┌──
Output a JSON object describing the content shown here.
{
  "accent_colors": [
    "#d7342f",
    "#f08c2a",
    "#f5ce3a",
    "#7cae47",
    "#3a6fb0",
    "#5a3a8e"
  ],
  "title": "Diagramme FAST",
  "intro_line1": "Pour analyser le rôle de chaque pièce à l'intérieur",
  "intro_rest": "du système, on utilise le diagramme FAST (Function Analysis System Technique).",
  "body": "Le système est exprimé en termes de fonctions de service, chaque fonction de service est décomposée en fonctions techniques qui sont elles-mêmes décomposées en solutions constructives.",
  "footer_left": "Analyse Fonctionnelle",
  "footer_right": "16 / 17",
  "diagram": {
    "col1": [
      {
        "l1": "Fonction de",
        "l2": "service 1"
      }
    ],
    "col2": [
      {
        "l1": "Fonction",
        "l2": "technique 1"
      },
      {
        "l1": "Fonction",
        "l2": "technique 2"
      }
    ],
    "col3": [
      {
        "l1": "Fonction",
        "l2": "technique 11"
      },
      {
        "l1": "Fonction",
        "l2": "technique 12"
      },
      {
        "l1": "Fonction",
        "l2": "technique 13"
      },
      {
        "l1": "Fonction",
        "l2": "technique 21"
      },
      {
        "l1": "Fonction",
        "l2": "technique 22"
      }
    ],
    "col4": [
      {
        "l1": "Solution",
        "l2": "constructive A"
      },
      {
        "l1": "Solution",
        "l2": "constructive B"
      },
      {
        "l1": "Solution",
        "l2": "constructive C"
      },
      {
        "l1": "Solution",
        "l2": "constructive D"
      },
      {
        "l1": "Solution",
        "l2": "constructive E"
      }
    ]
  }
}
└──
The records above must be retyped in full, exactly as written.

— Completed exercise —
Output a JSON object describing the content shown here.
{
  "accent_colors": [
    "#d7342f",
    "#f08c2a",
    "#f5ce3a",
    "#7cae47",
    "#3a6fb0",
    "#5a3a8e"
  ],
  "title": "Diagramme FAST",
  "intro_line1": "Pour analyser le rôle de chaque pièce à l'intérieur",
  "intro_rest": "du système, on utilise le diagramme FAST (Function Analysis System Technique).",
  "body": "Le système est exprimé en termes de fonctions de service, chaque fonction de service est décomposée en fonctions techniques qui sont elles-mêmes décomposées en solutions constructives.",
  "footer_left": "Analyse Fonctionnelle",
  "footer_right": "16 / 17",
  "diagram": {
    "col1": [
      {
        "l1": "Fonction de",
        "l2": "service 1"
      }
    ],
    "col2": [
      {
        "l1": "Fonction",
        "l2": "technique 1"
      },
      {
        "l1": "Fonction",
        "l2": "technique 2"
      }
    ],
    "col3": [
      {
        "l1": "Fonction",
        "l2": "technique 11"
      },
      {
        "l1": "Fonction",
        "l2": "technique 12"
      },
      {
        "l1": "Fonction",
        "l2": "technique 13"
      },
      {
        "l1": "Fonction",
        "l2": "technique 21"
      },
      {
        "l1": "Fonction",
        "l2": "technique 22"
      }
    ],
    "col4": [
      {
        "l1": "Solution",
        "l2": "constructive A"
      },
      {
        "l1": "Solution",
        "l2": "constructive B"
      },
      {
        "l1": "Solution",
        "l2": "constructive C"
      },
      {
        "l1": "Solution",
        "l2": "constructive D"
      },
      {
        "l1": "Solution",
        "l2": "constructive E"
      }
    ]
  }
}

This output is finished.